[Items from an interface collection]
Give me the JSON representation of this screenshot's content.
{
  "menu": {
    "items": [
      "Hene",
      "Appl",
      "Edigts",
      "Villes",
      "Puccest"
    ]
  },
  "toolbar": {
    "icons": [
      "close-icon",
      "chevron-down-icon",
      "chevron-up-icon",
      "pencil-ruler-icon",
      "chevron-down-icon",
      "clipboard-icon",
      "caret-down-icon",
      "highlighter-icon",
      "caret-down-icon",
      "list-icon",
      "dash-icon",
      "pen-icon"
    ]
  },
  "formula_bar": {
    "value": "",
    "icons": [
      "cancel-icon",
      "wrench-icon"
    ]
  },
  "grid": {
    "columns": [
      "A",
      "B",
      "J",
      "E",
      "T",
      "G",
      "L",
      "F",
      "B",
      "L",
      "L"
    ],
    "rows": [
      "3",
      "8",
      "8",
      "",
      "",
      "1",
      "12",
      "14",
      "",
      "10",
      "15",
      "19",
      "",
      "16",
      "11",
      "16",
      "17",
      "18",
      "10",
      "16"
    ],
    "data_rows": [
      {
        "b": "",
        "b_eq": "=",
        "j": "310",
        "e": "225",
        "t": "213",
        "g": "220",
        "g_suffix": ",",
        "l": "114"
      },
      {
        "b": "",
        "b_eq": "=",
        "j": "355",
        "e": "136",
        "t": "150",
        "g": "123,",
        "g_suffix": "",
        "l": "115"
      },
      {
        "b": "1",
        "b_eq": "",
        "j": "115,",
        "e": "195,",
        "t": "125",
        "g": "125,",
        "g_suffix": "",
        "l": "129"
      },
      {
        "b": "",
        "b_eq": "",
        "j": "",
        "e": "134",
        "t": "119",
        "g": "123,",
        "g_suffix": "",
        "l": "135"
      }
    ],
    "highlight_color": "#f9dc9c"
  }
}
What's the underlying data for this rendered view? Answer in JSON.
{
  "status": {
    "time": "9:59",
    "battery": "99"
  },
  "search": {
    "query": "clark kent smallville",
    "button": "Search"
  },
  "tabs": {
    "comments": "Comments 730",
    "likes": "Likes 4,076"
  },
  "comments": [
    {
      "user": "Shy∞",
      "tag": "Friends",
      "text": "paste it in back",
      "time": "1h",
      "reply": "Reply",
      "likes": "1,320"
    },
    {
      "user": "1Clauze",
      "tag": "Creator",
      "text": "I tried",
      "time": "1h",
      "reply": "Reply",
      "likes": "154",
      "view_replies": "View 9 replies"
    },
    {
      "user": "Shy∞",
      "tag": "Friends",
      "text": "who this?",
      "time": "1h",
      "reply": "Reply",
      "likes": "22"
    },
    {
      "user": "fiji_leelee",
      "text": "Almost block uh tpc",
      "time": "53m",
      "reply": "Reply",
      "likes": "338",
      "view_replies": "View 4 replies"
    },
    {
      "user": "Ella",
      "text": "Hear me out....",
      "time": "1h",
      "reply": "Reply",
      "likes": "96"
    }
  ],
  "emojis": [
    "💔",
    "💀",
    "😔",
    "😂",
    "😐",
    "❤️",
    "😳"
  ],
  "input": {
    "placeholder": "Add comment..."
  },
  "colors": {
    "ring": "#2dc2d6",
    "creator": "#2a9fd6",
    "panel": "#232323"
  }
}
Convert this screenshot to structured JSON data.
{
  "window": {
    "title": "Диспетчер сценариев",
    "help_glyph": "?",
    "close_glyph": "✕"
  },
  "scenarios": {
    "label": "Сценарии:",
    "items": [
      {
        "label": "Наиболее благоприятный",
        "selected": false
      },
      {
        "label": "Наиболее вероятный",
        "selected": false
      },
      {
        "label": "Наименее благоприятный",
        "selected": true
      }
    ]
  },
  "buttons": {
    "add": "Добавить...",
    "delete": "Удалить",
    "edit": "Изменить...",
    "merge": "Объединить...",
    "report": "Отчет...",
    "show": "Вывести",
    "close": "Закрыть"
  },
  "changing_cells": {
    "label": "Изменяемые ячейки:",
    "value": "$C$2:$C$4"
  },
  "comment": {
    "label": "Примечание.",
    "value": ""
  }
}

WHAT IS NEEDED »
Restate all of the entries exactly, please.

SOLUTION TO THIS EXERCISE »
Give me the JSON representation of this screenshot's content.
{
  "menu": {
    "items": [
      "Hene",
      "Appl",
      "Edigts",
      "Villes",
      "Puccest"
    ]
  },
  "toolbar": {
    "icons": [
      "close-icon",
      "chevron-down-icon",
      "chevron-up-icon",
      "pencil-ruler-icon",
      "chevron-down-icon",
      "clipboard-icon",
      "caret-down-icon",
      "highlighter-icon",
      "caret-down-icon",
      "list-icon",
      "dash-icon",
      "pen-icon"
    ]
  },
  "formula_bar": {
    "value": "",
    "icons": [
      "cancel-icon",
      "wrench-icon"
    ]
  },
  "grid": {
    "columns": [
      "A",
      "B",
      "J",
      "E",
      "T",
      "G",
      "L",
      "F",
      "B",
      "L",
      "L"
    ],
    "rows": [
      "3",
      "8",
      "8",
      "",
      "",
      "1",
      "12",
      "14",
      "",
      "10",
      "15",
      "19",
      "",
      "16",
      "11",
      "16",
      "17",
      "18",
      "10",
      "16"
    ],
    "data_rows": [
      {
        "b": "",
        "b_eq": "=",
        "j": "310",
        "e": "225",
        "t": "213",
        "g": "220",
        "g_suffix": ",",
        "l": "114"
      },
      {
        "b": "",
        "b_eq": "=",
        "j": "355",
        "e": "136",
        "t": "150",
        "g": "123,",
        "g_suffix": "",
        "l": "115"
      },
      {
        "b": "1",
        "b_eq": "",
        "j": "115,",
        "e": "195,",
        "t": "125",
        "g": "125,",
        "g_suffix": "",
        "l": "129"
      },
      {
        "b": "",
        "b_eq": "",
        "j": "",
        "e": "134",
        "t": "119",
        "g": "123,",
        "g_suffix": "",
        "l": "135"
      }
    ],
    "highlight_color": "#f9dc9c"
  }
}
What's the underlying data for this rendered view? Answer in JSON.
{
  "status": {
    "time": "9:59",
    "battery": "99"
  },
  "search": {
    "query": "clark kent smallville",
    "button": "Search"
  },
  "tabs": {
    "comments": "Comments 730",
    "likes": "Likes 4,076"
  },
  "comments": [
    {
      "user": "Shy∞",
      "tag": "Friends",
      "text": "paste it in back",
      "time": "1h",
      "reply": "Reply",
      "likes": "1,320"
    },
    {
      "user": "1Clauze",
      "tag": "Creator",
      "text": "I tried",
      "time": "1h",
      "reply": "Reply",
      "likes": "154",
      "view_replies": "View 9 replies"
    },
    {
      "user": "Shy∞",
      "tag": "Friends",
      "text": "who this?",
      "time": "1h",
      "reply": "Reply",
      "likes": "22"
    },
    {
      "user": "fiji_leelee",
      "text": "Almost block uh tpc",
      "time": "53m",
      "reply": "Reply",
      "likes": "338",
      "view_replies": "View 4 replies"
    },
    {
      "user": "Ella",
      "text": "Hear me out....",
      "time": "1h",
      "reply": "Reply",
      "likes": "96"
    }
  ],
  "emojis": [
    "💔",
    "💀",
    "😔",
    "😂",
    "😐",
    "❤️",
    "😳"
  ],
  "input": {
    "placeholder": "Add comment..."
  },
  "colors": {
    "ring": "#2dc2d6",
    "creator": "#2a9fd6",
    "panel": "#232323"
  }
}
Convert this screenshot to structured JSON data.
{
  "window": {
    "title": "Диспетчер сценариев",
    "help_glyph": "?",
    "close_glyph": "✕"
  },
  "scenarios": {
    "label": "Сценарии:",
    "items": [
      {
        "label": "Наиболее благоприятный",
        "selected": false
      },
      {
        "label": "Наиболее вероятный",
        "selected": false
      },
      {
        "label": "Наименее благоприятный",
        "selected": true
      }
    ]
  },
  "buttons": {
    "add": "Добавить...",
    "delete": "Удалить",
    "edit": "Изменить...",
    "merge": "Объединить...",
    "report": "Отчет...",
    "show": "Вывести",
    "close": "Закрыть"
  },
  "changing_cells": {
    "label": "Изменяемые ячейки:",
    "value": "$C$2:$C$4"
  },
  "comment": {
    "label": "Примечание.",
    "value": ""
  }
}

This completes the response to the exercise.